[Records excerpted from a collection]
================================

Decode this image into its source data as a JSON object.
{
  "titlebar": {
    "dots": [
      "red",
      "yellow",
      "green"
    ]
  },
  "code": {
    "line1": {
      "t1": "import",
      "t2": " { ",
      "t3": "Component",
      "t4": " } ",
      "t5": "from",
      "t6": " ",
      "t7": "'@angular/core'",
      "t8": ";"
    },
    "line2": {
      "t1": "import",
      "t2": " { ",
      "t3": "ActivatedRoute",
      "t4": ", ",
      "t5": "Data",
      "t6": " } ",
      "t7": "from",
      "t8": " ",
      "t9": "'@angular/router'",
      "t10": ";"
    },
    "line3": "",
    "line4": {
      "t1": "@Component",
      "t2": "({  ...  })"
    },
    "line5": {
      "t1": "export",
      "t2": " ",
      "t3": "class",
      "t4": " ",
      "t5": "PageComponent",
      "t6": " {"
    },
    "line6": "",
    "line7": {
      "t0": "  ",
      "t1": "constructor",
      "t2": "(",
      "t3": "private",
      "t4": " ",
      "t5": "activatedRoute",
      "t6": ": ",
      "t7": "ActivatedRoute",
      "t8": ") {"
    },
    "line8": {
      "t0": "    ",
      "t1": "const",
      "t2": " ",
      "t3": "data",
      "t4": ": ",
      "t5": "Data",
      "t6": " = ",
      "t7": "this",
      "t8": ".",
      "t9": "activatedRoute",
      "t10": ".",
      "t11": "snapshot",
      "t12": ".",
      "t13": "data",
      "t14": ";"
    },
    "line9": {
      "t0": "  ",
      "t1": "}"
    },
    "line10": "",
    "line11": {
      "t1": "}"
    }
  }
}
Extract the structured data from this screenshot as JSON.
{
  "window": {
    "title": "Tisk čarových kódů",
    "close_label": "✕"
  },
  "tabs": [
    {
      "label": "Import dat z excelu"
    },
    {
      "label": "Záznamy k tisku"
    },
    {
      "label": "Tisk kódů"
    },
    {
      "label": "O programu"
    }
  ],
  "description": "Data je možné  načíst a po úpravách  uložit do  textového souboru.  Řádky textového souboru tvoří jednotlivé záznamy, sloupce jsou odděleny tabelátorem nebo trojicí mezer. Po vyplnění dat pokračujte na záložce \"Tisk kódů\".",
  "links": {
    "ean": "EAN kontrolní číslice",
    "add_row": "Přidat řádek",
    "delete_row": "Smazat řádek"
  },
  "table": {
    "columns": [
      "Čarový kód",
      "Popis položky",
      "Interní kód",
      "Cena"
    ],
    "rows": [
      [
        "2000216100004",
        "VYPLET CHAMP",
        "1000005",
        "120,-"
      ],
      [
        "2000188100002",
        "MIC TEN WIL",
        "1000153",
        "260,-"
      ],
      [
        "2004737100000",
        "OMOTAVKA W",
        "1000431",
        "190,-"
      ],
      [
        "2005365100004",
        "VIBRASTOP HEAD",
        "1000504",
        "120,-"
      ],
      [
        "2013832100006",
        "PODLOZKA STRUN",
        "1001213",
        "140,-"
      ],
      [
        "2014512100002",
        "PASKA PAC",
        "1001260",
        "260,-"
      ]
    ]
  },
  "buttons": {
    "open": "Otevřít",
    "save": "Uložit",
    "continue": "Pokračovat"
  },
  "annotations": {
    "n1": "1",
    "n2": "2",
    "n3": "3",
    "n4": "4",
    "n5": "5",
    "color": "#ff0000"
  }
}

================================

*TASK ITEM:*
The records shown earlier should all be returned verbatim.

*EXERCISE ANSWER:*
Decode this image into its source data as a JSON object.
{
  "titlebar": {
    "dots": [
      "red",
      "yellow",
      "green"
    ]
  },
  "code": {
    "line1": {
      "t1": "import",
      "t2": " { ",
      "t3": "Component",
      "t4": " } ",
      "t5": "from",
      "t6": " ",
      "t7": "'@angular/core'",
      "t8": ";"
    },
    "line2": {
      "t1": "import",
      "t2": " { ",
      "t3": "ActivatedRoute",
      "t4": ", ",
      "t5": "Data",
      "t6": " } ",
      "t7": "from",
      "t8": " ",
      "t9": "'@angular/router'",
      "t10": ";"
    },
    "line3": "",
    "line4": {
      "t1": "@Component",
      "t2": "({  ...  })"
    },
    "line5": {
      "t1": "export",
      "t2": " ",
      "t3": "class",
      "t4": " ",
      "t5": "PageComponent",
      "t6": " {"
    },
    "line6": "",
    "line7": {
      "t0": "  ",
      "t1": "constructor",
      "t2": "(",
      "t3": "private",
      "t4": " ",
      "t5": "activatedRoute",
      "t6": ": ",
      "t7": "ActivatedRoute",
      "t8": ") {"
    },
    "line8": {
      "t0": "    ",
      "t1": "const",
      "t2": " ",
      "t3": "data",
      "t4": ": ",
      "t5": "Data",
      "t6": " = ",
      "t7": "this",
      "t8": ".",
      "t9": "activatedRoute",
      "t10": ".",
      "t11": "snapshot",
      "t12": ".",
      "t13": "data",
      "t14": ";"
    },
    "line9": {
      "t0": "  ",
      "t1": "}"
    },
    "line10": "",
    "line11": {
      "t1": "}"
    }
  }
}
Extract the structured data from this screenshot as JSON.
{
  "window": {
    "title": "Tisk čarových kódů",
    "close_label": "✕"
  },
  "tabs": [
    {
      "label": "Import dat z excelu"
    },
    {
      "label": "Záznamy k tisku"
    },
    {
      "label": "Tisk kódů"
    },
    {
      "label": "O programu"
    }
  ],
  "description": "Data je možné  načíst a po úpravách  uložit do  textového souboru.  Řádky textového souboru tvoří jednotlivé záznamy, sloupce jsou odděleny tabelátorem nebo trojicí mezer. Po vyplnění dat pokračujte na záložce \"Tisk kódů\".",
  "links": {
    "ean": "EAN kontrolní číslice",
    "add_row": "Přidat řádek",
    "delete_row": "Smazat řádek"
  },
  "table": {
    "columns": [
      "Čarový kód",
      "Popis položky",
      "Interní kód",
      "Cena"
    ],
    "rows": [
      [
        "2000216100004",
        "VYPLET CHAMP",
        "1000005",
        "120,-"
      ],
      [
        "2000188100002",
        "MIC TEN WIL",
        "1000153",
        "260,-"
      ],
      [
        "2004737100000",
        "OMOTAVKA W",
        "1000431",
        "190,-"
      ],
      [
        "2005365100004",
        "VIBRASTOP HEAD",
        "1000504",
        "120,-"
      ],
      [
        "2013832100006",
        "PODLOZKA STRUN",
        "1001213",
        "140,-"
      ],
      [
        "2014512100002",
        "PASKA PAC",
        "1001260",
        "260,-"
      ]
    ]
  },
  "buttons": {
    "open": "Otevřít",
    "save": "Uložit",
    "continue": "Pokračovat"
  },
  "annotations": {
    "n1": "1",
    "n2": "2",
    "n3": "3",
    "n4": "4",
    "n5": "5",
    "color": "#ff0000"
  }
}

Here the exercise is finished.